Photo of Neil Batlivala

April 30, 2021

Helping the Helpers

By Elizabeth Speed

“The truth is that the primary care system in the United States is really broken, and the burden for it falls on doctors,” says Neil Batlivala, who graduated from Carnegie Mellon’s School of Computer Science in 2014. “Managing the health of a population puts an enormous burden on primary care doctors, and without help, they’re really struggling.”

A solution to this challenge started to come to fruition when Neil, a computer scientist who minored in computational biology, teamed up with a nurse, Cassie Choi. She shared the dream of shaking up the status quo, taming the chaos of primary care and using a technological twist to refocus medical practices on health outcomes. Together, they founded Pair Team in 2019, and today, they are working with thousands of Medicaid patients and underserved communities to help address unmet care needs.

“Cassie taught me how to draw blood, we practiced on oranges. And I taught her how to debug a JavaScript console,” he says of their complementary partnership and roles in founding the health-tech startup.

Their balance created a new vision for independent doctor’s offices — especially those with high numbers of Medicaid patients where the needs are big and the profit margins barely exist. Through Pair Team’s platform, doctors have easy access to care recommendations while meeting with their patients, and the technology behind it frees doctors up to focus on patient conversations. On the backend, additional administrative support comes in the form of automated clinical operations and help from a team of care navigators, who are akin to customer service representatives, engineers and operations experts. By simplifying workflow and removing the stress of administrative tasks, clinicians can focus on patients in the clinic.

“The pressure to proactively manage a patient population while meeting quality benchmarks for financial incentives is meant to improve outcomes, but it amounts to a broken system where all of the responsibilities fall on the doctors,” Neil says. “Our model is built to wrap around existing clinics and automate operations to ensure evidence-based standards of care are met. We have proven ourselves during COVID-19 by tripling the rate of preventative care visits for our clinics while increasing revenue by 16% through quality-of-care incentives.”

"Cassie taught me how to draw blood, we practiced on oranges. And I taught her how to debug a JavaScript console."

The interest in health care started early for Neil, who flirted with the idea of becoming a doctor before realizing he could make a larger impact with his technological talents.

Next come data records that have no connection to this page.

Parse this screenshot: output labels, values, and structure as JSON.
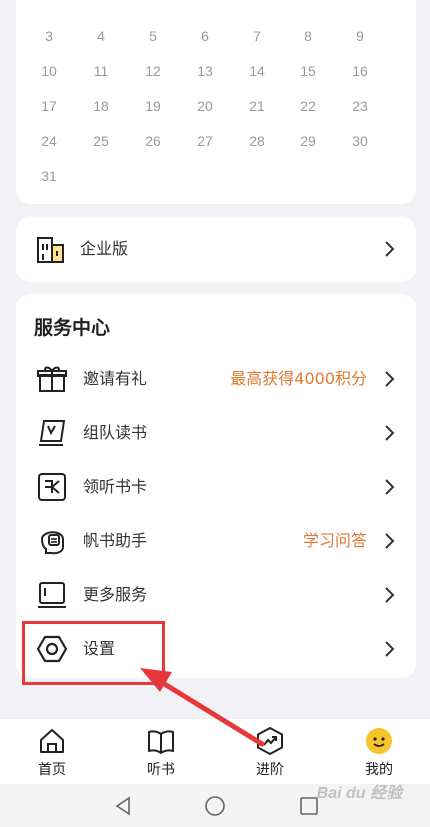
{
  "calendar": {
    "rows": [
      [
        "3",
        "4",
        "5",
        "6",
        "7",
        "8",
        "9"
      ],
      [
        "10",
        "11",
        "12",
        "13",
        "14",
        "15",
        "16"
      ],
      [
        "17",
        "18",
        "19",
        "20",
        "21",
        "22",
        "23"
      ],
      [
        "24",
        "25",
        "26",
        "27",
        "28",
        "29",
        "30"
      ],
      [
        "31"
      ]
    ]
  },
  "enterprise": {
    "label": "企业版",
    "icon": "building-icon"
  },
  "services": {
    "title": "服务中心",
    "items": [
      {
        "label": "邀请有礼",
        "extra": "最高获得4000积分",
        "icon": "gift-icon"
      },
      {
        "label": "组队读书",
        "extra": "",
        "icon": "flag-book-icon"
      },
      {
        "label": "领听书卡",
        "extra": "",
        "icon": "card-icon"
      },
      {
        "label": "帆书助手",
        "extra": "学习问答",
        "icon": "assistant-icon"
      },
      {
        "label": "更多服务",
        "extra": "",
        "icon": "more-services-icon"
      },
      {
        "label": "设置",
        "extra": "",
        "icon": "settings-hex-icon"
      }
    ]
  },
  "tabbar": {
    "tabs": [
      {
        "label": "首页",
        "icon": "home-icon"
      },
      {
        "label": "听书",
        "icon": "book-icon"
      },
      {
        "label": "进阶",
        "icon": "growth-icon"
      },
      {
        "label": "我的",
        "icon": "smiley-icon"
      }
    ]
  },
  "watermark": "Bai du 经验",
  "colors": {
    "accent_orange": "#e07a33",
    "annotation_red": "#e8393a",
    "smiley_yellow": "#f7c52b"
  }
}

“I grew up in Singapore and India, and that's where my ideas about how I want to spend my time formed. Doing community service in Delhi, we had a nursing station, and I was drawn to medical needs,” Neil says. “I knew I wanted to work in health care, but I didn't know that I wanted to be a computer scientist. I thought about medical school before I realized that I'm actually better at computer science than I am on the biology side. It’s where work becomes play for me, so I stuck with technology.”

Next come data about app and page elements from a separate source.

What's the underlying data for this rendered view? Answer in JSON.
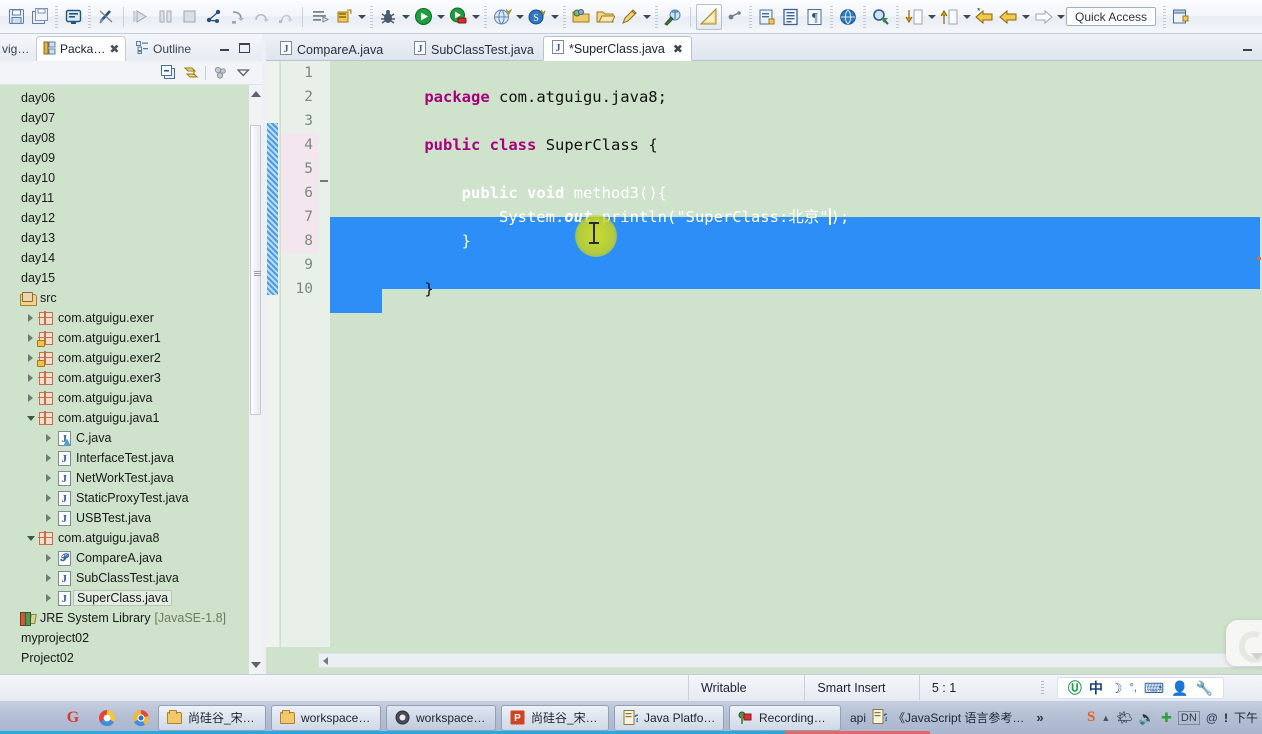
{
  "toolbar": {
    "quick_access_label": "Quick Access",
    "icons": [
      {
        "name": "save-icon",
        "glyph": "💾"
      },
      {
        "name": "save-all-icon",
        "glyph": "🖫"
      },
      {
        "name": "print-icon",
        "glyph": "🖵"
      },
      {
        "name": "toggle-breakpoint-icon",
        "glyph": "✎"
      },
      {
        "name": "resume-icon",
        "glyph": "▶"
      },
      {
        "name": "suspend-icon",
        "glyph": "⏸"
      },
      {
        "name": "terminate-icon",
        "glyph": "⏹"
      },
      {
        "name": "disconnect-icon",
        "glyph": "⎇"
      },
      {
        "name": "step-into-icon",
        "glyph": "⤵"
      },
      {
        "name": "step-over-icon",
        "glyph": "⤷"
      },
      {
        "name": "step-return-icon",
        "glyph": "⤴"
      },
      {
        "name": "new-java-project-icon",
        "glyph": "▤"
      },
      {
        "name": "new-java-class-icon",
        "glyph": "Ⓙ"
      },
      {
        "name": "debug-icon",
        "glyph": "🐞"
      },
      {
        "name": "run-icon",
        "glyph": "▶"
      },
      {
        "name": "run-coverage-icon",
        "glyph": "◉"
      },
      {
        "name": "external-tools-icon",
        "glyph": "🌐"
      },
      {
        "name": "svn-icon",
        "glyph": "Ⓢ"
      },
      {
        "name": "new-icon",
        "glyph": "📂"
      },
      {
        "name": "open-icon",
        "glyph": "🗁"
      },
      {
        "name": "search-pen-icon",
        "glyph": "✒"
      },
      {
        "name": "git-repo-icon",
        "glyph": "🔎"
      },
      {
        "name": "java-perspective-icon",
        "glyph": "📐"
      },
      {
        "name": "publish-icon",
        "glyph": "⚙"
      },
      {
        "name": "new-class-icon",
        "glyph": "▥"
      },
      {
        "name": "editor-icon",
        "glyph": "▤"
      },
      {
        "name": "pilcrow-icon",
        "glyph": "¶"
      },
      {
        "name": "web-browser-icon",
        "glyph": "🌍"
      },
      {
        "name": "search-icon",
        "glyph": "🔍"
      },
      {
        "name": "next-annotation-icon",
        "glyph": "⬇"
      },
      {
        "name": "previous-annotation-icon",
        "glyph": "⬆"
      },
      {
        "name": "last-edit-location-icon",
        "glyph": "⬅"
      },
      {
        "name": "back-icon",
        "glyph": "⬅"
      },
      {
        "name": "forward-icon",
        "glyph": "➡"
      },
      {
        "name": "new-window-icon",
        "glyph": "🗗"
      }
    ]
  },
  "left_panel": {
    "tabs": [
      {
        "name": "navigator",
        "label": "vig…",
        "active": false
      },
      {
        "name": "package-explorer",
        "label": "Packa…",
        "active": true,
        "close": "✖"
      },
      {
        "name": "outline",
        "label": "Outline",
        "active": false
      }
    ],
    "view_toolbar": [
      {
        "name": "collapse-all-icon",
        "glyph": "⊟"
      },
      {
        "name": "link-with-editor-icon",
        "glyph": "⇄"
      },
      {
        "name": "filter-icon",
        "glyph": "⚬"
      },
      {
        "name": "view-menu-icon",
        "glyph": "▽"
      }
    ],
    "tree": [
      {
        "label": "day06",
        "indent": 0,
        "icon": "none",
        "twisty": "none"
      },
      {
        "label": "day07",
        "indent": 0,
        "icon": "none",
        "twisty": "none"
      },
      {
        "label": "day08",
        "indent": 0,
        "icon": "none",
        "twisty": "none"
      },
      {
        "label": "day09",
        "indent": 0,
        "icon": "none",
        "twisty": "none"
      },
      {
        "label": "day10",
        "indent": 0,
        "icon": "none",
        "twisty": "none"
      },
      {
        "label": "day11",
        "indent": 0,
        "icon": "none",
        "twisty": "none"
      },
      {
        "label": "day12",
        "indent": 0,
        "icon": "none",
        "twisty": "none"
      },
      {
        "label": "day13",
        "indent": 0,
        "icon": "none",
        "twisty": "none"
      },
      {
        "label": "day14",
        "indent": 0,
        "icon": "none",
        "twisty": "none"
      },
      {
        "label": "day15",
        "indent": 0,
        "icon": "none",
        "twisty": "none"
      },
      {
        "label": "src",
        "indent": 0,
        "icon": "source-folder",
        "twisty": "none"
      },
      {
        "label": "com.atguigu.exer",
        "indent": 1,
        "icon": "package",
        "twisty": "closed"
      },
      {
        "label": "com.atguigu.exer1",
        "indent": 1,
        "icon": "package-lock",
        "twisty": "closed"
      },
      {
        "label": "com.atguigu.exer2",
        "indent": 1,
        "icon": "package-lock",
        "twisty": "closed"
      },
      {
        "label": "com.atguigu.exer3",
        "indent": 1,
        "icon": "package",
        "twisty": "closed"
      },
      {
        "label": "com.atguigu.java",
        "indent": 1,
        "icon": "package",
        "twisty": "closed"
      },
      {
        "label": "com.atguigu.java1",
        "indent": 1,
        "icon": "package",
        "twisty": "open"
      },
      {
        "label": "C.java",
        "indent": 2,
        "icon": "java-abstract",
        "twisty": "closed"
      },
      {
        "label": "InterfaceTest.java",
        "indent": 2,
        "icon": "java",
        "twisty": "closed"
      },
      {
        "label": "NetWorkTest.java",
        "indent": 2,
        "icon": "java",
        "twisty": "closed"
      },
      {
        "label": "StaticProxyTest.java",
        "indent": 2,
        "icon": "java",
        "twisty": "closed"
      },
      {
        "label": "USBTest.java",
        "indent": 2,
        "icon": "java",
        "twisty": "closed"
      },
      {
        "label": "com.atguigu.java8",
        "indent": 1,
        "icon": "package",
        "twisty": "open"
      },
      {
        "label": "CompareA.java",
        "indent": 2,
        "icon": "java-annotation",
        "twisty": "closed"
      },
      {
        "label": "SubClassTest.java",
        "indent": 2,
        "icon": "java",
        "twisty": "closed"
      },
      {
        "label": "SuperClass.java",
        "indent": 2,
        "icon": "java",
        "twisty": "closed",
        "selected": true
      },
      {
        "label": "JRE System Library",
        "sublabel": "[JavaSE-1.8]",
        "indent": 0,
        "icon": "jre-library",
        "twisty": "none"
      },
      {
        "label": "myproject02",
        "indent": 0,
        "icon": "none",
        "twisty": "none"
      },
      {
        "label": "Project02",
        "indent": 0,
        "icon": "none",
        "twisty": "none"
      }
    ]
  },
  "editor": {
    "tabs": [
      {
        "name": "tab-compare-a",
        "label": "CompareA.java",
        "active": false
      },
      {
        "name": "tab-subclass-test",
        "label": "SubClassTest.java",
        "active": false
      },
      {
        "name": "tab-superclass",
        "label": "*SuperClass.java",
        "active": true,
        "close": "✖"
      }
    ],
    "line_numbers": [
      "1",
      "2",
      "3",
      "4",
      "5",
      "6",
      "7",
      "8",
      "9",
      "10"
    ],
    "code_lines": [
      {
        "n": 1,
        "text": "package com.atguigu.java8;"
      },
      {
        "n": 2,
        "text": ""
      },
      {
        "n": 3,
        "text": "public class SuperClass {"
      },
      {
        "n": 4,
        "text": ""
      },
      {
        "n": 5,
        "text": "    public void method3(){"
      },
      {
        "n": 6,
        "text": "        System.out.println(\"SuperClass:北京\");"
      },
      {
        "n": 7,
        "text": "    }"
      },
      {
        "n": 8,
        "text": ""
      },
      {
        "n": 9,
        "text": "}"
      },
      {
        "n": 10,
        "text": ""
      }
    ],
    "tokens": {
      "kw_package": "package",
      "pkg_name": " com.atguigu.java8;",
      "kw_public": "public",
      "kw_class": "class",
      "class_name": "SuperClass {",
      "kw_public2": "public",
      "kw_void": "void",
      "method_sig": "method3(){",
      "system": "System.",
      "out": "out",
      "println": ".println(",
      "string_literal": "\"SuperClass:北京\"",
      "tail": ");",
      "close_brace": "}",
      "close_brace_class": "}"
    }
  },
  "status_bar": {
    "writable": "Writable",
    "insert_mode": "Smart Insert",
    "position": "5 : 1",
    "tray_icons": [
      {
        "name": "ime-power-icon",
        "glyph": "Ⓤ"
      },
      {
        "name": "ime-chinese-icon",
        "glyph": "中"
      },
      {
        "name": "ime-moon-icon",
        "glyph": "☽"
      },
      {
        "name": "ime-punctuation-icon",
        "glyph": "°,"
      },
      {
        "name": "ime-keyboard-icon",
        "glyph": "⌨"
      },
      {
        "name": "ime-user-icon",
        "glyph": "👤"
      },
      {
        "name": "ime-settings-icon",
        "glyph": "🔧"
      }
    ]
  },
  "taskbar": {
    "quick_launch": [
      {
        "name": "gitee-icon",
        "glyph": "G"
      },
      {
        "name": "chrome-colored-icon",
        "glyph": "◍"
      },
      {
        "name": "chrome-icon",
        "glyph": "◉"
      }
    ],
    "buttons": [
      {
        "name": "taskbar-folder-1",
        "label": "尚硅谷_宋…",
        "icon": "folder"
      },
      {
        "name": "taskbar-folder-workspace",
        "label": "workspace…",
        "icon": "folder"
      },
      {
        "name": "taskbar-workspace-eclipse",
        "label": "workspace…",
        "icon": "eclipse",
        "active": true
      },
      {
        "name": "taskbar-powerpoint",
        "label": "尚硅谷_宋…",
        "icon": "powerpoint"
      },
      {
        "name": "taskbar-java-platform",
        "label": "Java Platfo…",
        "icon": "help"
      },
      {
        "name": "taskbar-recording",
        "label": "Recording…",
        "icon": "recorder"
      }
    ],
    "plain_items": [
      {
        "name": "taskbar-api-label",
        "label": "api"
      },
      {
        "name": "taskbar-javascript-ref",
        "label": "《JavaScript 语言参考…",
        "icon": "help"
      }
    ],
    "overflow_chevrons": "»",
    "tray": [
      {
        "name": "sogou-icon",
        "glyph": "S"
      },
      {
        "name": "show-hidden-icons-icon",
        "glyph": "▲"
      },
      {
        "name": "network-icon",
        "glyph": "🌤"
      },
      {
        "name": "volume-icon",
        "glyph": "🔊"
      },
      {
        "name": "antivirus-icon",
        "glyph": "✚"
      },
      {
        "name": "ime-indicator-icon",
        "glyph": "DN"
      },
      {
        "name": "at-icon",
        "glyph": "@"
      },
      {
        "name": "warn-icon",
        "glyph": "!"
      },
      {
        "name": "clock-label",
        "glyph": "下午"
      }
    ]
  }
}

Neil’s passion for computer science was, of course, unleashed during his undergraduate experience at Carnegie Mellon.

“CMU gave me the technical skills, but they also gave me a way to think,” he says. “They teach students to approach the world, look at problems and make an impact. Health care is a very complex system, and CMU taught me how to reduce problems to a handful of organizing principles. There are a lot of surface-level problems that I see people trying to solve, but to make real impact, you have to ask more broadly 'why does the system work the way it does.’”

“CMU put that foundation of critical thinking that allowed me to get where I am.”